SUPPLIED RECORDS:
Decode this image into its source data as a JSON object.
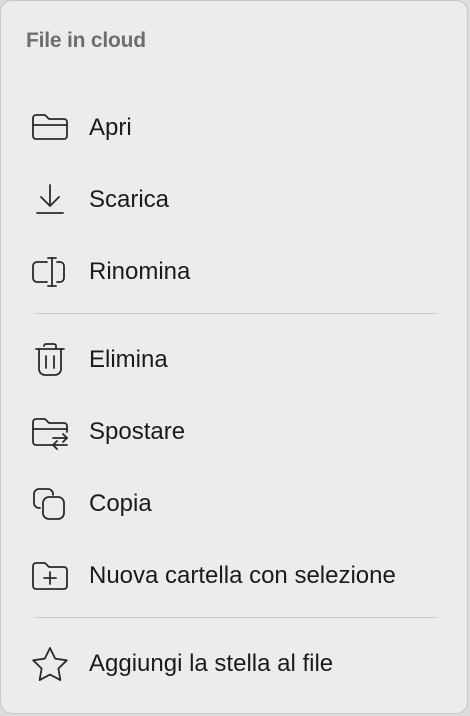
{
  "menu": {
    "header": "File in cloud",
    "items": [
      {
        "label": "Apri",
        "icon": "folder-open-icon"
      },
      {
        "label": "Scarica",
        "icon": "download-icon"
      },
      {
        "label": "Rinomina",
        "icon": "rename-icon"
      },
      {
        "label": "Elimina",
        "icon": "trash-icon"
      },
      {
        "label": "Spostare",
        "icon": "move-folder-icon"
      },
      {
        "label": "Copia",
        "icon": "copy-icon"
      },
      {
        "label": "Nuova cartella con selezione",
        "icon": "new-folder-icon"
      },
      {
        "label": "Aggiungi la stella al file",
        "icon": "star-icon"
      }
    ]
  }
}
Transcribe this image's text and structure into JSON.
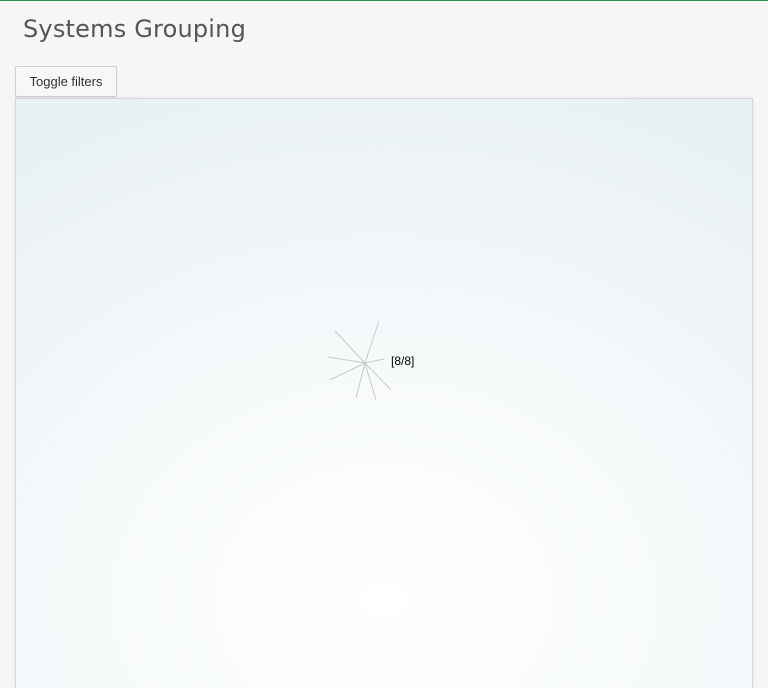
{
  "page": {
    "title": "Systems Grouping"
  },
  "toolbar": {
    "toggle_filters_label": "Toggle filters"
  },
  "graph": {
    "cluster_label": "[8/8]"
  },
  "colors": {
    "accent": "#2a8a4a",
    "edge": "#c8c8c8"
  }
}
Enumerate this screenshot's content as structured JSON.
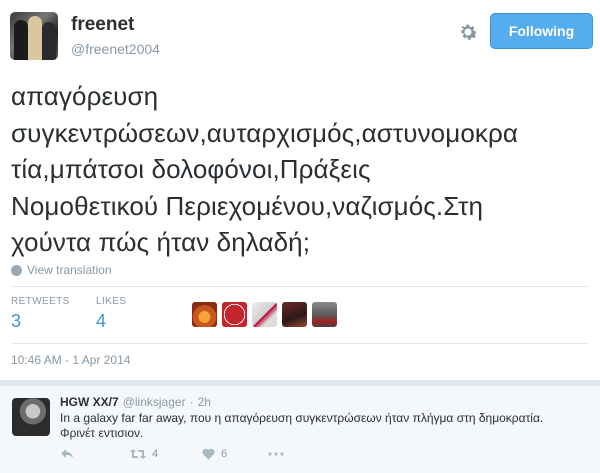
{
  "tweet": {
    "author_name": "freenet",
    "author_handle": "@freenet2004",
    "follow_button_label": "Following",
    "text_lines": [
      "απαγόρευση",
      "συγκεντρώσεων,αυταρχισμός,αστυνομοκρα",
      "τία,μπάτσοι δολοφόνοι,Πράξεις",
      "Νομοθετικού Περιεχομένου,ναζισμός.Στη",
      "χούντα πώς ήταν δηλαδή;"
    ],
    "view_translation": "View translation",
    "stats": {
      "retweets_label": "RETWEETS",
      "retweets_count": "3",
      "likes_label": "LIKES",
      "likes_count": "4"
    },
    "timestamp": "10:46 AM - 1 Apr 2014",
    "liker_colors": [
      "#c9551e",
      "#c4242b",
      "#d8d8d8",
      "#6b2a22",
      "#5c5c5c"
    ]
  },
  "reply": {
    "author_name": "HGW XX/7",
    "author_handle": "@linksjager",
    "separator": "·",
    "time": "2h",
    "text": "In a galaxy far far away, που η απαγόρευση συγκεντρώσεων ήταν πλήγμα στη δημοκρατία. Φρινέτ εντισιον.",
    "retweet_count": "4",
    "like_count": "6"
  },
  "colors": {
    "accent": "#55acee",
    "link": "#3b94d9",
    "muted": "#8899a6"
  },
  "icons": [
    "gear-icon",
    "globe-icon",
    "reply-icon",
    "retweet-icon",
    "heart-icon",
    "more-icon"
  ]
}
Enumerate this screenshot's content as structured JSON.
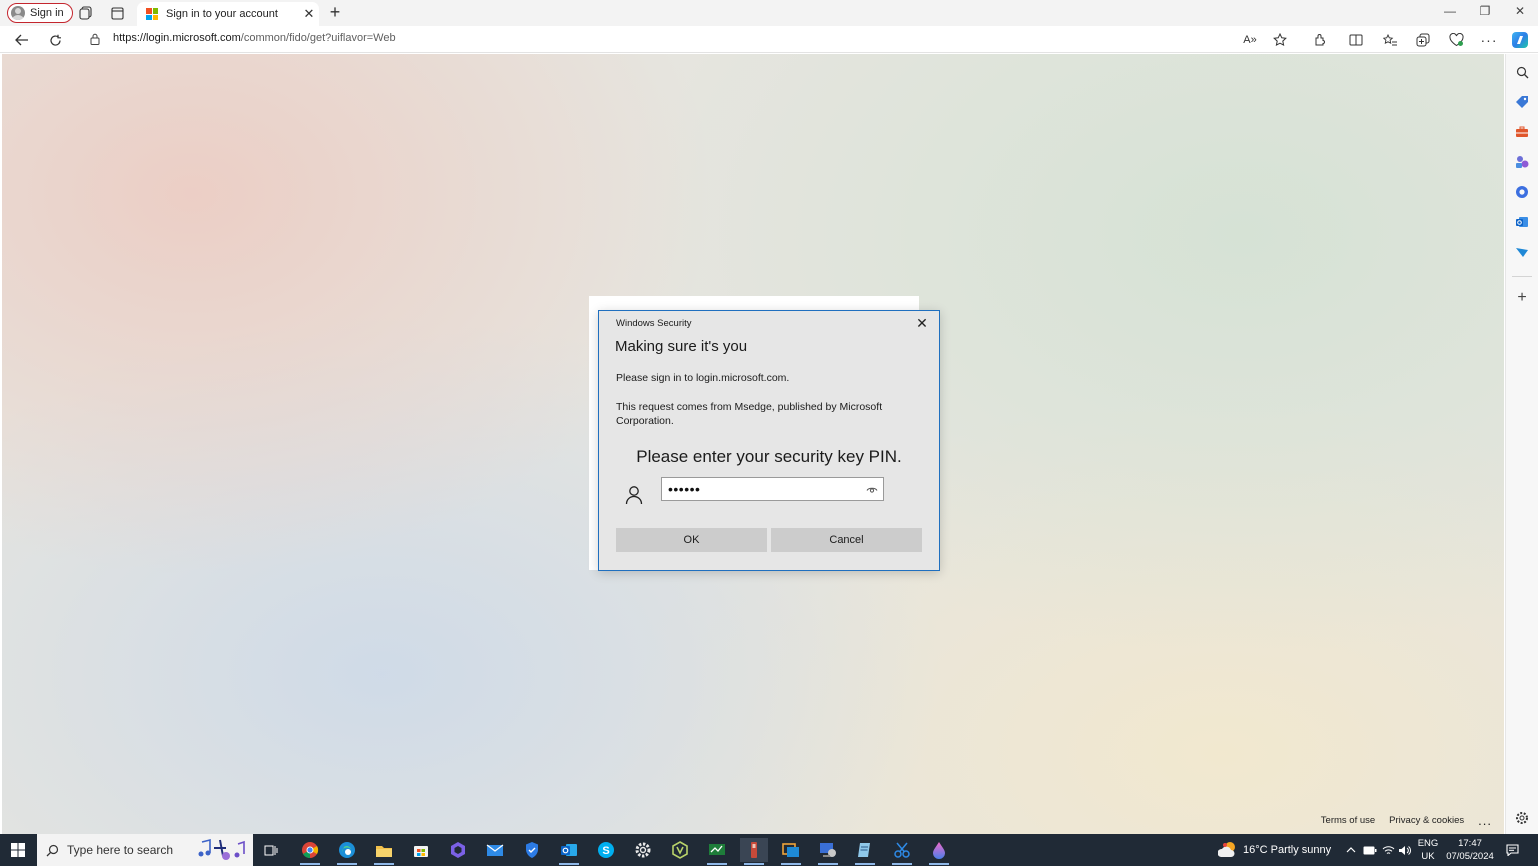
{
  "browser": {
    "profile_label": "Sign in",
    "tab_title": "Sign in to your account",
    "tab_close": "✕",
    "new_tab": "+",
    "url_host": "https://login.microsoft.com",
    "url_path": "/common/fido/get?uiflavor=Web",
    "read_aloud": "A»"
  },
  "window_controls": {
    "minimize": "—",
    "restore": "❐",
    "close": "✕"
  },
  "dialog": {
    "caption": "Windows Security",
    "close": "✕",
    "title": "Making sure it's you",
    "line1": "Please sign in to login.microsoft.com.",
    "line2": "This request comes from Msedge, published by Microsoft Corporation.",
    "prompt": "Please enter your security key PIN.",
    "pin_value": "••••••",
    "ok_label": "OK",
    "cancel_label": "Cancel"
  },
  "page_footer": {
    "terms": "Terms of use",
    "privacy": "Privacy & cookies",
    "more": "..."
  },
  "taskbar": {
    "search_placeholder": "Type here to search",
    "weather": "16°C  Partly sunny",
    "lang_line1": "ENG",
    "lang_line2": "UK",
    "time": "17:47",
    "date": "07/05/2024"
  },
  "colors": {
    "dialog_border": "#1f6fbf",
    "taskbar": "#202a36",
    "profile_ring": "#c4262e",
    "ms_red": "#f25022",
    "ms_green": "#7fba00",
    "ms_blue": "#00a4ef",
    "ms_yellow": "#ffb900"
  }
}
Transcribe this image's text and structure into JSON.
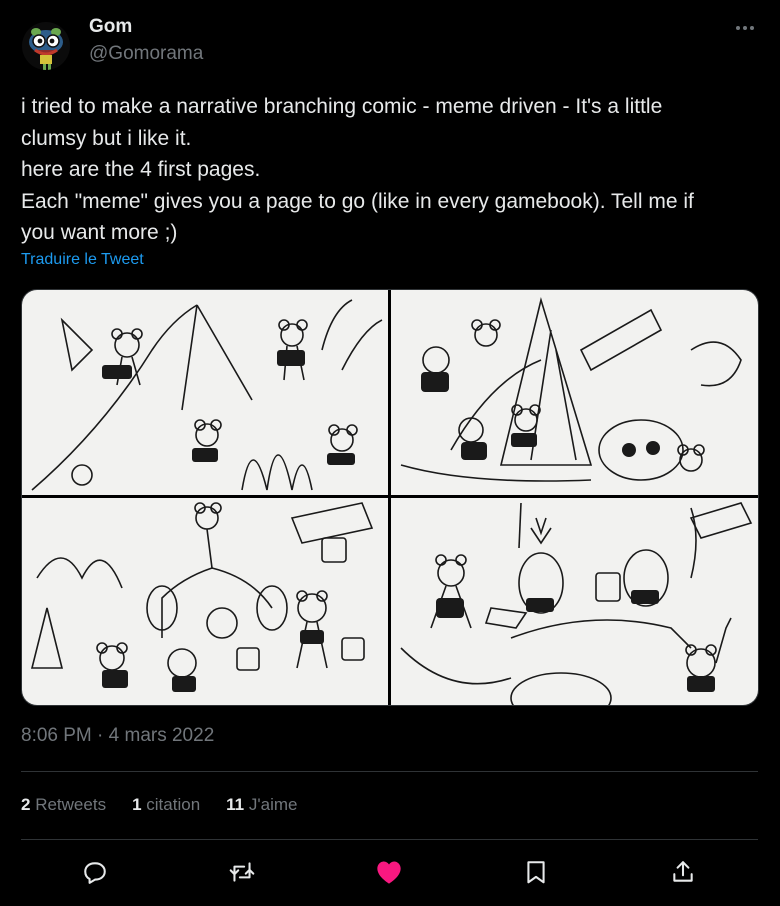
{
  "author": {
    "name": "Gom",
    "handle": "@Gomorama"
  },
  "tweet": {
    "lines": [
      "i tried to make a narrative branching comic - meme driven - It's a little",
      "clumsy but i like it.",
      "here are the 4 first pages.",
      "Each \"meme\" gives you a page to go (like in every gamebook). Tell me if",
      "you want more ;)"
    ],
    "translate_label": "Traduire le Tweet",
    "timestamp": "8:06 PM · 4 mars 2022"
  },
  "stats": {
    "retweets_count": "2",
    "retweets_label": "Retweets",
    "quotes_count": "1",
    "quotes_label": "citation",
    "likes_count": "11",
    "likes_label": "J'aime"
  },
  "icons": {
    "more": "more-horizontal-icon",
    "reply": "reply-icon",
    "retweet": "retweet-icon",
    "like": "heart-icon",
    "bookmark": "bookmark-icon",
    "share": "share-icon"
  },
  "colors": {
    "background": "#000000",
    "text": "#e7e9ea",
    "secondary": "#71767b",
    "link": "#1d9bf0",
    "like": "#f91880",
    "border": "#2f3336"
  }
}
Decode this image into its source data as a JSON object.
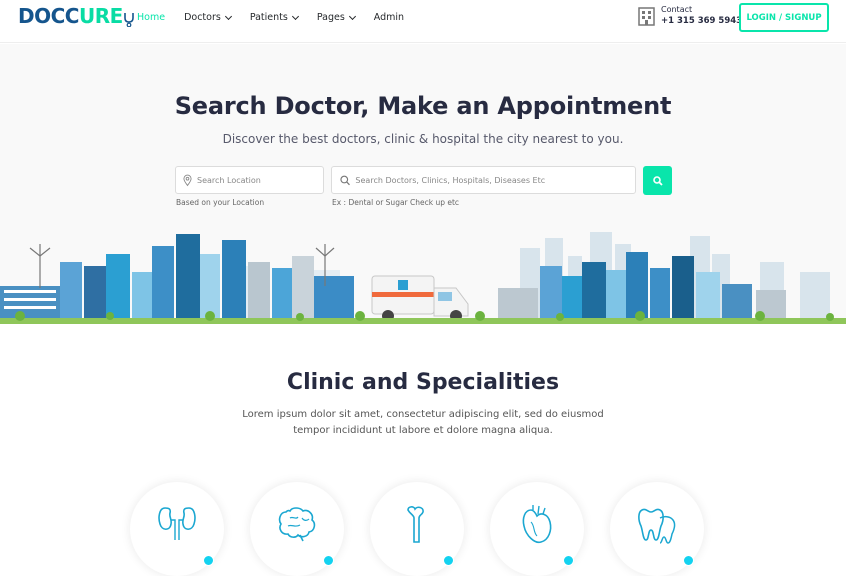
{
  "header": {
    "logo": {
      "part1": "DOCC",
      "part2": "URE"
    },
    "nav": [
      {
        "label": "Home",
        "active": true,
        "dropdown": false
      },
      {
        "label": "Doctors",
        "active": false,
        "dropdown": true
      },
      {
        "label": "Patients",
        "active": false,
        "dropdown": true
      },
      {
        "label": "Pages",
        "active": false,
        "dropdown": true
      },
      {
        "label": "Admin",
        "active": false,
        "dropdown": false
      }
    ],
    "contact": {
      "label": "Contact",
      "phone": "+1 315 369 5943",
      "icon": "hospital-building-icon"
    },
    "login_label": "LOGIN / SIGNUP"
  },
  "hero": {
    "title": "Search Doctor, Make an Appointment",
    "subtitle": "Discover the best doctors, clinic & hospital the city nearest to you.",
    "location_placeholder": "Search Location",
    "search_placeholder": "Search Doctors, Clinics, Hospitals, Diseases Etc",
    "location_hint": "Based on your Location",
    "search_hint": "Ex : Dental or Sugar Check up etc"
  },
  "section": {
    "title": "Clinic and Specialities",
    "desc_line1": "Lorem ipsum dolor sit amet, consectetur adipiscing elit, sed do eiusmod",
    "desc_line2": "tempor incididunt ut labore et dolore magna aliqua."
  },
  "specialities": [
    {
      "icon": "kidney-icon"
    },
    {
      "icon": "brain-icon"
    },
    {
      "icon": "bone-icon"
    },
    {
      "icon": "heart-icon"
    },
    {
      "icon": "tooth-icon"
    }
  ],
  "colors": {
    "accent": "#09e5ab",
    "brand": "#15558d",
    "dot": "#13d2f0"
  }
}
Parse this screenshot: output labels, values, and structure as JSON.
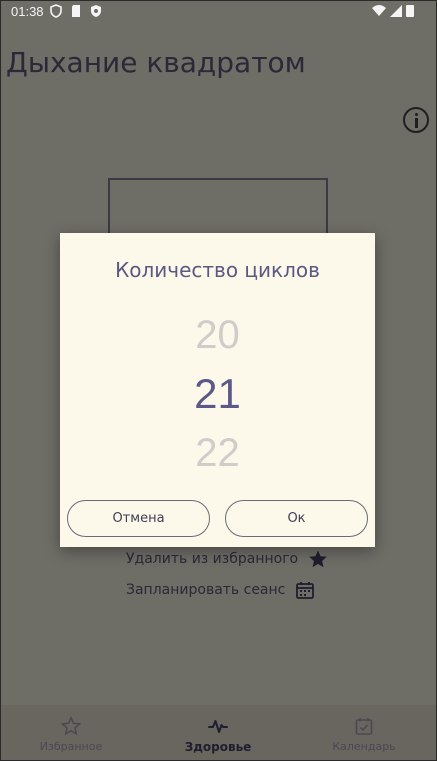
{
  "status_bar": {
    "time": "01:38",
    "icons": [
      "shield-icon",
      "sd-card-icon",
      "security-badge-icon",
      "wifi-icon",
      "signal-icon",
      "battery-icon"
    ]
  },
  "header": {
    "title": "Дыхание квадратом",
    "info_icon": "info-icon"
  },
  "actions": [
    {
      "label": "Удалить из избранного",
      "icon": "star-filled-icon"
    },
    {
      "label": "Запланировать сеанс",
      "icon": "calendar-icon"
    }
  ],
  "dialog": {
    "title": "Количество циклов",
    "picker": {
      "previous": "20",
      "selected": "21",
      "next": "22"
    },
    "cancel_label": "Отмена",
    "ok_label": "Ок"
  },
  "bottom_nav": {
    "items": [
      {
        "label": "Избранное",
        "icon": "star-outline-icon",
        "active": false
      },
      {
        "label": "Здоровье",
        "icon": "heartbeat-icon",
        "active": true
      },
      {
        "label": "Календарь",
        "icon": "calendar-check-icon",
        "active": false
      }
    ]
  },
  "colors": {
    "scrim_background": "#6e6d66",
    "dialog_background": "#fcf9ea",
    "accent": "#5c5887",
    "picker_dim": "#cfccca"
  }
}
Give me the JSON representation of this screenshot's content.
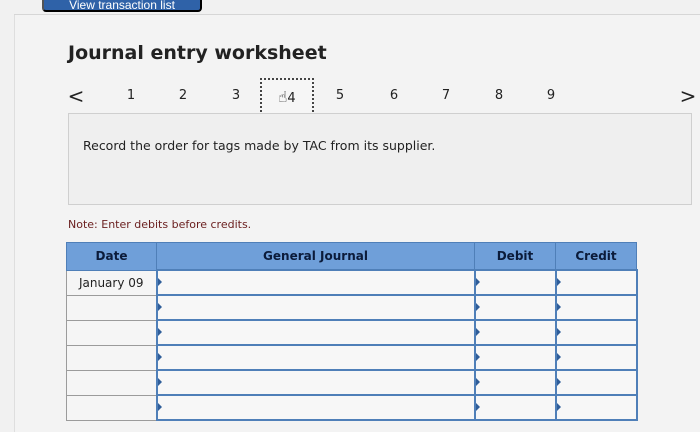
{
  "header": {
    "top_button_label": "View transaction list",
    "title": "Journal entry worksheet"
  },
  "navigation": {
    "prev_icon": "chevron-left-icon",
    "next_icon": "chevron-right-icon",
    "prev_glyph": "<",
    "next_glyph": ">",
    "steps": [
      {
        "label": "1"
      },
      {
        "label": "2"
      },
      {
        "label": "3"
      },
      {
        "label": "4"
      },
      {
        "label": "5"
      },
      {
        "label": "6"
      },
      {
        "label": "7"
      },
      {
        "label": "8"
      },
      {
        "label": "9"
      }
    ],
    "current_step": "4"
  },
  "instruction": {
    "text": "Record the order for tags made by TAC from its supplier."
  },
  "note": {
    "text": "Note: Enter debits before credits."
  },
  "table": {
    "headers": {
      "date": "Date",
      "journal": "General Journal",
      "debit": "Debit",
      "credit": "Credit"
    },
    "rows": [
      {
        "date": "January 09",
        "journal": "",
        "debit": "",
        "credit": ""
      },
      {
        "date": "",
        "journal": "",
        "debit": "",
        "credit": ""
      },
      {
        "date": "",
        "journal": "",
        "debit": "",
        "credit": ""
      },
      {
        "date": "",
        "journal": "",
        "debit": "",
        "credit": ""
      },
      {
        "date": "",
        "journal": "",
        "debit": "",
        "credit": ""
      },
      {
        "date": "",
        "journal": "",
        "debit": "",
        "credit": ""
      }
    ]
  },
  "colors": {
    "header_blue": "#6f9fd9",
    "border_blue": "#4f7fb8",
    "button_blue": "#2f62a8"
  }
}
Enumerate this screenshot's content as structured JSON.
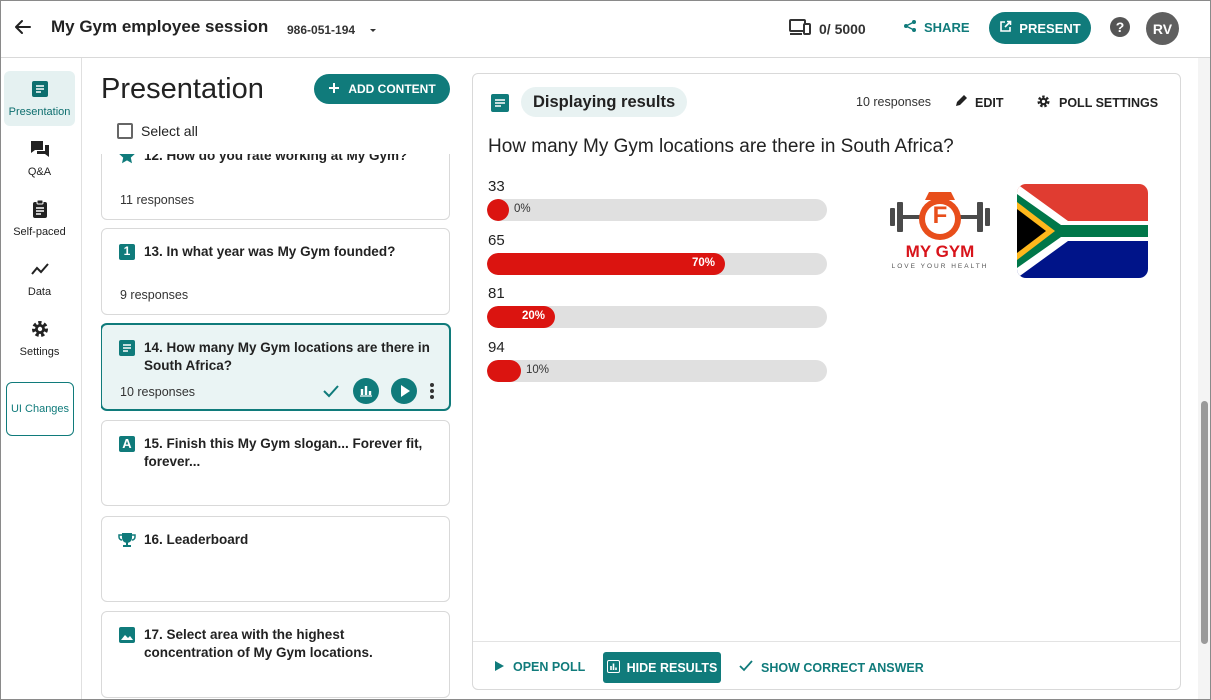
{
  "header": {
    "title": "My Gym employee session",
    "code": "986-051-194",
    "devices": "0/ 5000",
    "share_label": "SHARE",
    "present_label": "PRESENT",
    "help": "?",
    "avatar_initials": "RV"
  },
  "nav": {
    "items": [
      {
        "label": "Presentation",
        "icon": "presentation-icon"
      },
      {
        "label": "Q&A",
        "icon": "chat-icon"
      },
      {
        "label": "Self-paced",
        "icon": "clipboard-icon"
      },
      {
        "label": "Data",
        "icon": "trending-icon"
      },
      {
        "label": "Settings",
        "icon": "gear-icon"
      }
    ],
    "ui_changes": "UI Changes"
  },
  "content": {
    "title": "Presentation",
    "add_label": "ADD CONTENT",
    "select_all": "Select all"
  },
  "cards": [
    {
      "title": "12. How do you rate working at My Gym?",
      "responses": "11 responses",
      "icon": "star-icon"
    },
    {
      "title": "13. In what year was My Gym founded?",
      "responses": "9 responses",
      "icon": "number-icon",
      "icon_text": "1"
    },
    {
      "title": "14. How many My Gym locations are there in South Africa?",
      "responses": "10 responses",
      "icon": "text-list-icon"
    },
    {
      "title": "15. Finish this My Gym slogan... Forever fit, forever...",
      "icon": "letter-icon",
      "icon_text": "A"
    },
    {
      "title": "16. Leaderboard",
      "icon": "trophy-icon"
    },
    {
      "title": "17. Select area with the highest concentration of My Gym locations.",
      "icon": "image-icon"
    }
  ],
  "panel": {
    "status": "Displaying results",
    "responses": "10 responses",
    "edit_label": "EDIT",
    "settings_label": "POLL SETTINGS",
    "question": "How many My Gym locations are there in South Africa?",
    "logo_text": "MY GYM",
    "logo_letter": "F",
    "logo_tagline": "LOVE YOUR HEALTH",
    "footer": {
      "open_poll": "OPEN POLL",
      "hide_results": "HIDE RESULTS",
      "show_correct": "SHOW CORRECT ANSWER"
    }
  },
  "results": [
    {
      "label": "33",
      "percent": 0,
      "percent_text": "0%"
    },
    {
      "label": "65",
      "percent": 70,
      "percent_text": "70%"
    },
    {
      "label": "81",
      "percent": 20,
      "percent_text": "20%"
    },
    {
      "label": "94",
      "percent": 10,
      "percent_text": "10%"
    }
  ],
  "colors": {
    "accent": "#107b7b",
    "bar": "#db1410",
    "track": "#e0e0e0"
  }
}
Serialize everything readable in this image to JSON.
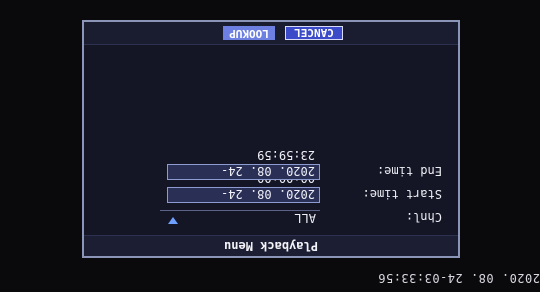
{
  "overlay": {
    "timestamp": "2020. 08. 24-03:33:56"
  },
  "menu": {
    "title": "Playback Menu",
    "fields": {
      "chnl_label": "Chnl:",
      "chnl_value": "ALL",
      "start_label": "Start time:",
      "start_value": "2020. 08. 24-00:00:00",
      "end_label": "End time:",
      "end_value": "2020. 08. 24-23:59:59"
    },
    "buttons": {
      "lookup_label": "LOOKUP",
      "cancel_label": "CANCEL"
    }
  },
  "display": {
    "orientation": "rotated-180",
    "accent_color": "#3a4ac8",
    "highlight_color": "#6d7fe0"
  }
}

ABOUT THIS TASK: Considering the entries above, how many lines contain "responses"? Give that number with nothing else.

ANSWER TO THIS EXERCISE: 4